Read the data and repeat it in full, exactly.
BEGIN SUPPLIED MATERIAL
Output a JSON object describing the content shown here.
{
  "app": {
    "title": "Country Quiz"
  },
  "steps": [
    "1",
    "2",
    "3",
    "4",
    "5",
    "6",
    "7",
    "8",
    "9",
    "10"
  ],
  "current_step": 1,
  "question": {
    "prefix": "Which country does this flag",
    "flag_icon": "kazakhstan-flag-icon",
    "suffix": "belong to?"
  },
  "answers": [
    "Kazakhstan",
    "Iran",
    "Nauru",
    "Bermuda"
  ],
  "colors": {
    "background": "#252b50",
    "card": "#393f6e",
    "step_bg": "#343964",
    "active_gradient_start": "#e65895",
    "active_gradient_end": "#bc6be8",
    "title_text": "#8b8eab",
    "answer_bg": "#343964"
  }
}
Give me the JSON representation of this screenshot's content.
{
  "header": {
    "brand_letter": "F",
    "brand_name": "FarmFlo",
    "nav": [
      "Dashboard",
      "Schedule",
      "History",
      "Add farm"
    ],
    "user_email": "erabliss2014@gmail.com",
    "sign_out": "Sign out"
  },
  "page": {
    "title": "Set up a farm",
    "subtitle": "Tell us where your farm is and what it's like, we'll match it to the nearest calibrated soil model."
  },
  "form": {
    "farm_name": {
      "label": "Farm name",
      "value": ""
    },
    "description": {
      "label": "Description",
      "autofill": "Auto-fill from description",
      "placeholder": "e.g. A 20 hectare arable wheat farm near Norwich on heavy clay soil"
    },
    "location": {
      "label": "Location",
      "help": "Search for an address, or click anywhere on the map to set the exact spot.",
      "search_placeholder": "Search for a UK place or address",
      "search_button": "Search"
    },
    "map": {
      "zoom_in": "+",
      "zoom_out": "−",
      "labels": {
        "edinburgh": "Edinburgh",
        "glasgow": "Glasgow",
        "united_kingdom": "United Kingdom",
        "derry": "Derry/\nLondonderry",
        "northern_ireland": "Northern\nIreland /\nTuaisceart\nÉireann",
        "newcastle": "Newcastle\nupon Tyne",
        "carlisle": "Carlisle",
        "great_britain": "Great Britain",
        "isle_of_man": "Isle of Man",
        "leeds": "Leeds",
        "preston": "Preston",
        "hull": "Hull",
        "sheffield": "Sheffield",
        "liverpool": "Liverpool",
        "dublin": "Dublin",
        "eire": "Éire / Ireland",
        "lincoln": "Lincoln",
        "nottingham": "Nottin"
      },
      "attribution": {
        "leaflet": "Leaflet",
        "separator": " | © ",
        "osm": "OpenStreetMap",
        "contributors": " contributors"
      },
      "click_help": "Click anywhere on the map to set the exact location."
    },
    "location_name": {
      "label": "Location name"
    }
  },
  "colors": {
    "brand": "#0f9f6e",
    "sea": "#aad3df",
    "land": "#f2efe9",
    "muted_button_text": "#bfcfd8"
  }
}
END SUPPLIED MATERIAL
**ANSWER TO THIS TASK:**
Output a JSON object describing the content shown here.
{
  "app": {
    "title": "Country Quiz"
  },
  "steps": [
    "1",
    "2",
    "3",
    "4",
    "5",
    "6",
    "7",
    "8",
    "9",
    "10"
  ],
  "current_step": 1,
  "question": {
    "prefix": "Which country does this flag",
    "flag_icon": "kazakhstan-flag-icon",
    "suffix": "belong to?"
  },
  "answers": [
    "Kazakhstan",
    "Iran",
    "Nauru",
    "Bermuda"
  ],
  "colors": {
    "background": "#252b50",
    "card": "#393f6e",
    "step_bg": "#343964",
    "active_gradient_start": "#e65895",
    "active_gradient_end": "#bc6be8",
    "title_text": "#8b8eab",
    "answer_bg": "#343964"
  }
}
Give me the JSON representation of this screenshot's content.
{
  "header": {
    "brand_letter": "F",
    "brand_name": "FarmFlo",
    "nav": [
      "Dashboard",
      "Schedule",
      "History",
      "Add farm"
    ],
    "user_email": "erabliss2014@gmail.com",
    "sign_out": "Sign out"
  },
  "page": {
    "title": "Set up a farm",
    "subtitle": "Tell us where your farm is and what it's like, we'll match it to the nearest calibrated soil model."
  },
  "form": {
    "farm_name": {
      "label": "Farm name",
      "value": ""
    },
    "description": {
      "label": "Description",
      "autofill": "Auto-fill from description",
      "placeholder": "e.g. A 20 hectare arable wheat farm near Norwich on heavy clay soil"
    },
    "location": {
      "label": "Location",
      "help": "Search for an address, or click anywhere on the map to set the exact spot.",
      "search_placeholder": "Search for a UK place or address",
      "search_button": "Search"
    },
    "map": {
      "zoom_in": "+",
      "zoom_out": "−",
      "labels": {
        "edinburgh": "Edinburgh",
        "glasgow": "Glasgow",
        "united_kingdom": "United Kingdom",
        "derry": "Derry/\nLondonderry",
        "northern_ireland": "Northern\nIreland /\nTuaisceart\nÉireann",
        "newcastle": "Newcastle\nupon Tyne",
        "carlisle": "Carlisle",
        "great_britain": "Great Britain",
        "isle_of_man": "Isle of Man",
        "leeds": "Leeds",
        "preston": "Preston",
        "hull": "Hull",
        "sheffield": "Sheffield",
        "liverpool": "Liverpool",
        "dublin": "Dublin",
        "eire": "Éire / Ireland",
        "lincoln": "Lincoln",
        "nottingham": "Nottin"
      },
      "attribution": {
        "leaflet": "Leaflet",
        "separator": " | © ",
        "osm": "OpenStreetMap",
        "contributors": " contributors"
      },
      "click_help": "Click anywhere on the map to set the exact location."
    },
    "location_name": {
      "label": "Location name"
    }
  },
  "colors": {
    "brand": "#0f9f6e",
    "sea": "#aad3df",
    "land": "#f2efe9",
    "muted_button_text": "#bfcfd8"
  }
}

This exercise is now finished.